When I left Lebanon last week a few hours before the Israeli military strikes began, it was a country making its way back to recovery. International flights were going in and out, wealthy Lebanese were returning to the country, and tourists lingered in the street cafes of Beirut's shopping avenues and seaside coffee houses. Spring flowers and colorful Easter displays filled the streets.

I returned to Washington feeling confident, for the first time in two decades, that despite all we'd been through, things were all right now -- there would be a home to go back to. My elderly mother, who had been hospitalized for five weeks, was in a safe place where dialysis machines and elevators worked without interruption. Local newspapers offered advice on what it would cost to get on the Internet.

Yesterday, in the eighth day of the Israeli strikes, a refugee shelter at a U.N. base south of the port city of Tyre was reduced to a smoldering mass of charred bodies and beds. The civilian death toll was climbing much faster than that of the Iran-back militia Israel was hunting, and Lebanon was in torment once again.

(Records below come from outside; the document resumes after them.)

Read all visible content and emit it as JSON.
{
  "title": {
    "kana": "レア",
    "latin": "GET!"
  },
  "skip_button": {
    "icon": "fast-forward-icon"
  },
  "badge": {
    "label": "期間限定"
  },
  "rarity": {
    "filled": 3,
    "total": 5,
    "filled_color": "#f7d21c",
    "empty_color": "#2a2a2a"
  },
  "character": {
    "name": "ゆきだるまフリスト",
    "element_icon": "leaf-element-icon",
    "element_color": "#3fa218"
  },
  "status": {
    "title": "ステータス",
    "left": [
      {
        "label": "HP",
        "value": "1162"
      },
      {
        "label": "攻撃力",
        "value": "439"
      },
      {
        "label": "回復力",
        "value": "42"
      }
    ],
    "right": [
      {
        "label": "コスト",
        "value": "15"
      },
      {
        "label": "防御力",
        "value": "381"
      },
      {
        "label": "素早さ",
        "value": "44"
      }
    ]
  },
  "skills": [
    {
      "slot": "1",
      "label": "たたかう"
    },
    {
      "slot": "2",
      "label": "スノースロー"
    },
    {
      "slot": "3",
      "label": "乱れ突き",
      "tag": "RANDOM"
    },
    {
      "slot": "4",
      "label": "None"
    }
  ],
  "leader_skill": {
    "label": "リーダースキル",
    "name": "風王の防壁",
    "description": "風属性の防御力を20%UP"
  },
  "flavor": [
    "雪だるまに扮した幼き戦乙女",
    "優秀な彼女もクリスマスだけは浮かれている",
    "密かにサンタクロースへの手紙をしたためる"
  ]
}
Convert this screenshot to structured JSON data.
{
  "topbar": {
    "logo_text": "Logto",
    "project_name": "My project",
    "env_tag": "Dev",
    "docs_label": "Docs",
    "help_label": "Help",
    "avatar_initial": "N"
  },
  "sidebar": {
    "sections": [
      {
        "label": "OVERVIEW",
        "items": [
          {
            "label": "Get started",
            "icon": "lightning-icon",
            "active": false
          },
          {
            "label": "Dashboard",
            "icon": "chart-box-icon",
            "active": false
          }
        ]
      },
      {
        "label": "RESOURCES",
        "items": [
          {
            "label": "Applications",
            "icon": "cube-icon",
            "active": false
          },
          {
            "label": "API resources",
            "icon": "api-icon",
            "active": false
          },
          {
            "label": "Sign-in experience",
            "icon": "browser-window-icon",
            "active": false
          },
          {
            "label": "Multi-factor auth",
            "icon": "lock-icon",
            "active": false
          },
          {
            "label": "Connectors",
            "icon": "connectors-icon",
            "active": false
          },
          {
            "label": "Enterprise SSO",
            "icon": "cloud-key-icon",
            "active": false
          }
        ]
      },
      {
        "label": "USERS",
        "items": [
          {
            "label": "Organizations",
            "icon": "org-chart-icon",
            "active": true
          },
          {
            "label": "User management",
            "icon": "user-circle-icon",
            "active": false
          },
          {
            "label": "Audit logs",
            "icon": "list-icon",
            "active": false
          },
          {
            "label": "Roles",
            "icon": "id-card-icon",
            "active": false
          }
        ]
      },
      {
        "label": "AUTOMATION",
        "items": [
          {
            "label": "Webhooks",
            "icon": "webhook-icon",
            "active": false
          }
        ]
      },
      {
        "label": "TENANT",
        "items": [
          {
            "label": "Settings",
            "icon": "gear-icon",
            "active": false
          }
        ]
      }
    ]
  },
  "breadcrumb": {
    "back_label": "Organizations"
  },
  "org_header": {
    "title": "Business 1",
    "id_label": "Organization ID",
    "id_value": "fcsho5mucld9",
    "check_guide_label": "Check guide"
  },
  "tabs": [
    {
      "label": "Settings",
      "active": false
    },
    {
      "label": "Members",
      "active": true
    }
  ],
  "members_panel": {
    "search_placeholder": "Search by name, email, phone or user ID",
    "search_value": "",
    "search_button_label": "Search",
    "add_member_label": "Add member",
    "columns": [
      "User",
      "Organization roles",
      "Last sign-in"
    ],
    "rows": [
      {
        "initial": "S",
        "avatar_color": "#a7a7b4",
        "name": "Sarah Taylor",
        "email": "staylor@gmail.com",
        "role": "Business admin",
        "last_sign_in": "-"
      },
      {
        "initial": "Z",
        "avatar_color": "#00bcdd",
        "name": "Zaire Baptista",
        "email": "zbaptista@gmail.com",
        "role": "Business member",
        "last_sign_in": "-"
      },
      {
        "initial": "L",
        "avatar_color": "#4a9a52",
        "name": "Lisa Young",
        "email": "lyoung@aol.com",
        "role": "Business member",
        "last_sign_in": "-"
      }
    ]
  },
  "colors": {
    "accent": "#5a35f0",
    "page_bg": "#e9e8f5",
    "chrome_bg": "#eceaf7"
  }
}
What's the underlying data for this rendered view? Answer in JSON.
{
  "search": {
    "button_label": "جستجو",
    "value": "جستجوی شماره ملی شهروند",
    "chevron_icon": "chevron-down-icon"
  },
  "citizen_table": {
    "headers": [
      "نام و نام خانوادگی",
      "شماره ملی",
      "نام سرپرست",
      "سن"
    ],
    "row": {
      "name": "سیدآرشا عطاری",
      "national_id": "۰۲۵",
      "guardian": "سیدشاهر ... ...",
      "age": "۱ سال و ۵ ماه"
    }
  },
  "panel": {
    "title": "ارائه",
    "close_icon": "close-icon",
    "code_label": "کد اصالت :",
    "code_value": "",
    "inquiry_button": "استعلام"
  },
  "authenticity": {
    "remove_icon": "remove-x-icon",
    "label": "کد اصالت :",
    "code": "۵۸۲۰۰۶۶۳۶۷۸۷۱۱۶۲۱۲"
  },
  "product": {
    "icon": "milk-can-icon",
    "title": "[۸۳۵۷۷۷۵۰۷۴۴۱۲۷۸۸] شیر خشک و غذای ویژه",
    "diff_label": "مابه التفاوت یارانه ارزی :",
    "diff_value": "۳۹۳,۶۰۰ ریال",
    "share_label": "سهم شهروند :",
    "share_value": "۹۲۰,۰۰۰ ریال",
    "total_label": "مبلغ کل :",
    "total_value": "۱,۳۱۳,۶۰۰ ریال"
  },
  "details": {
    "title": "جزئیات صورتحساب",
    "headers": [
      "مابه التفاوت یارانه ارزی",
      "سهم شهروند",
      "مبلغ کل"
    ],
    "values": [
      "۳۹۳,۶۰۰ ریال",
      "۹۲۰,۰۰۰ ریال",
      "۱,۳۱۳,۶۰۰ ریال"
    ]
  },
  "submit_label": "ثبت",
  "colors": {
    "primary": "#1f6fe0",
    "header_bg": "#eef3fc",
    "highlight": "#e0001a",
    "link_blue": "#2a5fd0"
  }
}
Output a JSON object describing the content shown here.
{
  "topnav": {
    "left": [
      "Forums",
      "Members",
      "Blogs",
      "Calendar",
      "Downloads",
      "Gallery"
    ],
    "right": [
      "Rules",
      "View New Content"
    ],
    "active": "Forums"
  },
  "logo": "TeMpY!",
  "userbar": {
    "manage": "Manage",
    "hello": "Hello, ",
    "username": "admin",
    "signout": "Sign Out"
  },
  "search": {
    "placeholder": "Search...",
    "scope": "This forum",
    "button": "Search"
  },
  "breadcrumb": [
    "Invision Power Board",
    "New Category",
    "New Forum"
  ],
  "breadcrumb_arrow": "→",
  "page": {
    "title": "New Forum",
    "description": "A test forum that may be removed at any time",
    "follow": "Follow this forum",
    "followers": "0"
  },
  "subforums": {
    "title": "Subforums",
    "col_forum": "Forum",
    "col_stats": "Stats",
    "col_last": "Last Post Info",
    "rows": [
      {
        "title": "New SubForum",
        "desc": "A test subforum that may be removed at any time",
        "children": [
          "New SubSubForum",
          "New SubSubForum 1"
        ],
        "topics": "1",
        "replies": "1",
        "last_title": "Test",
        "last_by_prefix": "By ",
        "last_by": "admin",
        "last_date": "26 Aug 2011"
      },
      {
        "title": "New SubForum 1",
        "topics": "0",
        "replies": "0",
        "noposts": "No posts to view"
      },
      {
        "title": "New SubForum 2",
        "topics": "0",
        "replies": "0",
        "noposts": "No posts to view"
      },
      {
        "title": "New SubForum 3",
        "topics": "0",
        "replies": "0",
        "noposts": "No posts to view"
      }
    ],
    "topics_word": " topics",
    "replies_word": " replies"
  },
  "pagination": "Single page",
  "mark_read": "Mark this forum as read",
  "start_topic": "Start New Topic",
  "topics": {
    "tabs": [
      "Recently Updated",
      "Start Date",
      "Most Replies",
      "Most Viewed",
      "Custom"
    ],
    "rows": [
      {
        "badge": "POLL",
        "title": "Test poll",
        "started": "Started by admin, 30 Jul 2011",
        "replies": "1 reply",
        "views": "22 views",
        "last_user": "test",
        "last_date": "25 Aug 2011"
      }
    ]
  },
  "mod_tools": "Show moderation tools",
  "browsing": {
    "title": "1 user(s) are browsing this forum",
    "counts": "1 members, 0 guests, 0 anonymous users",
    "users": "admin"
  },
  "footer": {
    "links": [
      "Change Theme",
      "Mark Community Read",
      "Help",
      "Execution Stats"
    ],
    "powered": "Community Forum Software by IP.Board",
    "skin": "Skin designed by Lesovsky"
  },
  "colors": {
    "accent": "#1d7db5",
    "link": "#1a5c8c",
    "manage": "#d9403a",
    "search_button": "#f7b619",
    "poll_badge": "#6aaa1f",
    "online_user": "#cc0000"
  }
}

Israel had knocked out three power stations in Christian areas northeast of Beirut, seeking to cripple Lebanon's effort to rebuild and bring banks and businesses back. It vowed that its operation would continue, even after yesterday's disaster, and said it is holding out for a written agreement with Lebanon on the rocketing of civilian areas along Israel's border with Lebanon.

Considering that this is a place where both Syria and Israel have regularly flouted U.N. resolutions and other internationally sponsored agreements, this latest demand by Israel seems a hollow and purposeless request with a devastating cost in human life.

The United States and France have been seeking Syrian guarantees of an end to the new fighting on what press dispatch\es love to call the Middle East's last active war front. Volleys of rockets have been fired across Lebanon's southern border for months now. A U.S.-brokered verbal agreement, guaranteed by Syria in 1993, that committed both the Iran-backed Hezbollah fighters and Israel to stop shelling or firing rockets on civilian areas has been repeatedly violated. Yet only now has Israel decided to respond with a show of force and high-tech bravura.

The Clinton administration, meanwhile, simply stands by, and hopes that Israeli Prime Minister Shimon Peres can win in next month's elections. How much more cynical can electoral politics be?

Lebanon is always the one that has to pay, it seems, for either war or peace in the region. For guarantees and two-faced promises, the world turns to Syria. When it's time for punishment and revenge, Israel comes to Lebanon.

Israel's disproportionate venting of its national frustrations on Lebanon and its still fragile postwar economic structure in the wake of tragic bus bombings on its own soil is like missing the wolf and swatting a butterfly with a sledgehammer. What does a power station in East Beirut have to do with guerrilla warfare in South Lebanon? If the Lebanese government moves to extend its authority in South Lebanon, it will not only provoke its masters in Damascus, it will appear to be subjugating a local force on its own land facing an outside occupier.

Hezbollah is not an instrument of the Lebanese state, and it is neither supplied, helped nor supported by the Beirut government. It is merely tolerated, under orders and pain of severe penalty from Damascus.

When Prime Minister Rafik Hariri sent the Lebanese Army south in 1993 to disarm Hezbollah at the request of the local population, he, his president and house speaker were summoned to Damascus and reprimanded by Syrian President Hafez Assad. Over the years, mysterious car bombs have killed presidents, prime ministers and grand muftis in Lebanon when their will countermanded the wishes of Syria or its Iranian-armed proxies.

The subjugation of Hezbollah is a task the Lebanese government is not allowed to undertake until Syria has finished its business of negotiating peace or tiptoeing around it with Israel. Earlier this year, when Israeli Ambassador Itamar Rabinovich wanted to sound hopeful about the peace process with Syria, he cited a pledge from Damascus -- not from the Beirut government -- that Hezbollah activity would stop. He also said that Syria insisted that Lebanon not attend any peace negotiations on its own -- the very thing Israel is now demanding of Lebanon.

It is a travesty and a crime to inflict such pain on the vulnerable and helpless Lebanese, while extending solicitude to Syria. When a Syrian soldier was killed last week, the Israeli army command fumbled with an apology, saying the death was unintentional. When Lebanese civilians were killed in an ambulance, the Israelis refused even to concede that they'd made a mistake.

Under Prime Minister Hariri, Lebanon and its industrious people had begun the making of a miracle: a drive to rebuild in five years what it took 20 years to destroy. They were moving ahead with housing, roads, hospitals, universities, schools, convention centers. Now schools are filled with destitute refugees fleeing Israel's "Grapes of Wrath" operation.

For all practical purposes, the sovereignty of this small nation that has been trying to resurrect itself from the ashes is gone. Lebanon has no political will of its own. The vicious chain of violence has come to wreck yet another spring and to keep Lebanon on its knees. Nora Boustany covered the Lebanon War and the Middle East for The Post from 1979 to 1995. She is now a staff writer in the Style section.